The waterways company, headed by Mr Jamieson and son Blair, was established in 2004 but the pair had been breeding and supplying fish since 1996, when they were granted a licence by Doc and the Government.
He said he was adamant the fish did not carry a fungus and he was ''frustrated'' with the board for raising concerns that were ''not substantiated in any way''.
''The biggest problem is that our fish are confused with koi carp, which are a noxious pest and do carry diseases.''
The suggestion they could carry a fungus came from conservation board member Jim Williams, who had been given the information by a University of Otago fish biologist. He said the scientist told him the carp were susceptible to a fungus that grows on the skin and was particularly severe in juveniles.
He was concerned because it was a fungus that had never been tested on galaxiids.
Mr Jamieson said the only time the carp could develop a fungus would be as a secondary infection after being attacked by a bird or eel, and while all fish carried some form of disease, ''they [grass carp] do not have any diseases that can affect anything else''.
Years of research by the Ministry of Agriculture and Fisheries (now Ministry for Primary Industries), and other organisations such as the National Institute for Atmospheric Research (NIWA), had been devoted to the fish after they were brought to New Zealand in 1966, due to their ability to control aquatic plants. The Jamiesons' company now leases the carp out to companies and organisations around the country, including Biosecurity New Zealand, which was its biggest customer, he said.
The conservation board's submission to Doc in June shows concerns about the possibility of the fish breeding and spreading to other waterways.
Documents provided to the Otago Daily Times by New Zealand Waterways Restoration operations manager Blair Jamieson show he sent a response to the board with relevant answers, including that the fish had never bred naturally in New Zealand and would not do so in the irrigation canals, as the water would be too cold.

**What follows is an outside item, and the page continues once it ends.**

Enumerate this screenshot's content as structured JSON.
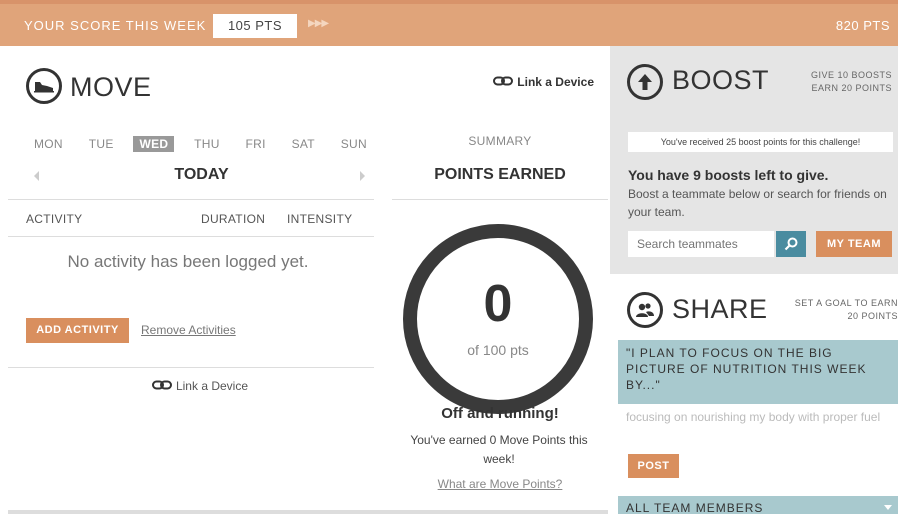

The board replied to Mr Jamieson's response, saying it ''contained a considerable amount of additional information, which we have found useful and supplies most of the detail we thought was lacking in the original application''. One of the concerns, around water temperature at the release site, was not addressed but ''if we are to believe the references cited, then it would appear not to be a problem''.
''We would like to state on the record that the temperature will not be an issue for the grass carp in regards to their function and purpose,'' Mr Jamieson said in an additional response which was not noted on the board's correspondence register but was sent on July 5.
The board raised issues of fungus and people removing and transferring the fish to other waterways at its September meeting, and again at its meeting last week. At the later meeting, the board resolved to write to the New Zealand Conservation Authority, Doc's advisory body, expressing concern at the process of granting release consent.
Speaking to the ODT this week board chairman Gordon Bailey said it appeared the authority had not taken into account the board's views when it made the decision to permit the release of the fish, which was why the board was concerned.
''And if they did, it was not relayed to the board.''
He said the board meetings were ''generally open to the public and board members are entitled to discuss [their opinions]''.
The fish were released last week and once the population was established, it was expected to reduce weed volumes by about two-thirds, Ms Wells said.
''This year we will have an opportunity to assess both potential solutions [fish and screens] to managing weed and will reassess at the end of the season to see which technology presents the greatest efficacy,'' she said.
She said of the options available - manual labour, chemicals, dredging and mechanical - the company felt the use of fish was ''the most environmentally elegant''.
The Jamiesons said that was a commonly felt sentiment, including by the Ministry of Primary Industries and the National Institute of Atmospheric Research.